Ah… she’s thinking meatballs, I’m thinking sweet buns. Yum any way you try it, but who knew all this? Terri!
In the year 7000 BCE, the city of Jericho had a population of nearly 2,000 people, and they had developed crops of barley and wheat. Beer was still a thousand years away from discovery. The Jiahu people of central China had begun experimenting with a proto-cuneiform, inching the world closer to written language. And in India, cardamom was grown for export, in trade with Babylon.
If you’re counting, that’s 9000 years. Nine. Thousand. Years. 9000! That the words, “Yes, get me some more cardamom, please,” have been coming out of peoples’ mouths. We are more alike than different, even unto our ancients.
Cardamom, a cousin of ginger, is a chameleon. It is at once woodsy, citrusy, smoky, and sweet, and performs with equal vigor in baked sweet goods or in savory meals. I will attest myself that a touch added to my coffee—no more than 1/8 teaspoon—sends said coffee into the metaphorical stratosphere. Yeah… it’s that good.
Curiously, despite being a tropical plant that grows in climates with temperatures that do not descend below 35°F, cardamom has become an integral part of Scandinavian cooking. And by integral, I mean that Sweden consumes more than 18 times as much cardamom as most of the rest of the world, except for India and the Middle East. Norway consumes 30 times as much. Conventional wisdom says the Vikings brought cardamom back to Scandinavia with them after a standard-issue sacking of Constantinople about a thousand years ago, and that’s how the Swedes ended up with their funky citrus-woodsy-sweet meatballs.
With deeper research, academics are now challenging that presumption, stating a lack of evidence that points to Vikings.
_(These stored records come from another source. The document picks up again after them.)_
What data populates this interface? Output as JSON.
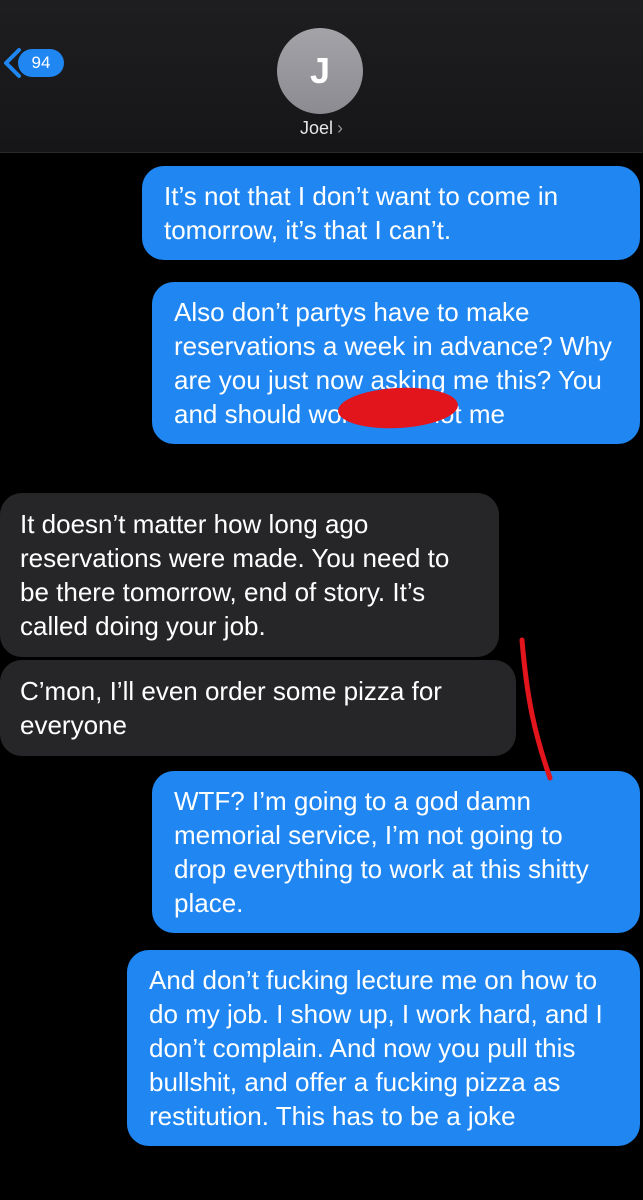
{
  "header": {
    "back_count": "94",
    "avatar_initial": "J",
    "contact_name": "Joel",
    "contact_chevron": "›"
  },
  "icons": {
    "back": "chevron-left-icon",
    "contact": "chevron-right-icon"
  },
  "colors": {
    "sent_bubble": "#1f86f2",
    "received_bubble": "#262628",
    "background": "#000000",
    "annotation": "#e2141c"
  },
  "messages": [
    {
      "from": "me",
      "text": "It’s not that I don’t want to come in tomorrow, it’s that I can’t."
    },
    {
      "from": "me",
      "text": "Also don’t partys have to make reservations a week in advance? Why are you just now asking me this? You and                    should work this, not me"
    },
    {
      "from": "them",
      "text": "It doesn’t matter how long ago reservations were made. You need to be there tomorrow, end of story. It’s called doing your job."
    },
    {
      "from": "them",
      "text": "C’mon, I’ll even order some pizza for everyone"
    },
    {
      "from": "me",
      "text": "WTF? I’m going to a god damn memorial service, I’m not going to drop everything to work at this shitty place."
    },
    {
      "from": "me",
      "text": "And don’t fucking lecture me on how to do my job. I show up, I work hard, and I don’t complain. And now you pull this bullshit, and offer a fucking pizza as restitution. This has to be a joke"
    }
  ]
}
By 1050CE, according to trade documentation, cardamom had only made it as far north as Germany, and there are no cookbooks or records that show Vikings included cardamom trading as one of their many talents. Thanks to a current, copious application of academic elbow grease, there are more and more food historians that think cardamom did not come to Scandinavia as a happy side effect of a sacking but rather, thanks to the Moors. Established on the Iberian peninsula in the 8th century, Moorish recipes began showing up in Danish cookbooks in the 1200s, two full centuries after the supposed Viking cardamom introduction.
A natural digestive, cardamom has been used historically to alleviate stomach problems. There’s some interesting research that indicates cardamom to be effective in the prevention and treatment of stomach ulcers, primarily by acting as a natural antibiotic to the Helicobacter pylori, the bacteria commonly linked to ulcer formation. Recently, cardamom and cardamom oil have been shown to lower cholesterol and triglyceride levels, which helps improve heart health. It’s been shown to counter the effects of a high-fat diet by preventing the formation of abdominal fat, improve glucose intolerance, and inhibit the inflammation of liver tissue. And! The ancients chewed cardamom seeds for years, both because it’s yummy and because it helps keep gums healthy.
Cardamom delivers organ-friendly overall health benefits, while managing to balance savory-sweet deliciousness. It’s diversity is reflected in its popularity, being much beloved in both India and Scandinavia…and in the rest of the world. While I may not be able to thank my Viking ancestors for furthering cardamom’s global popularity a thousand years ago, I can thank them for their surprising use of it in meatballs.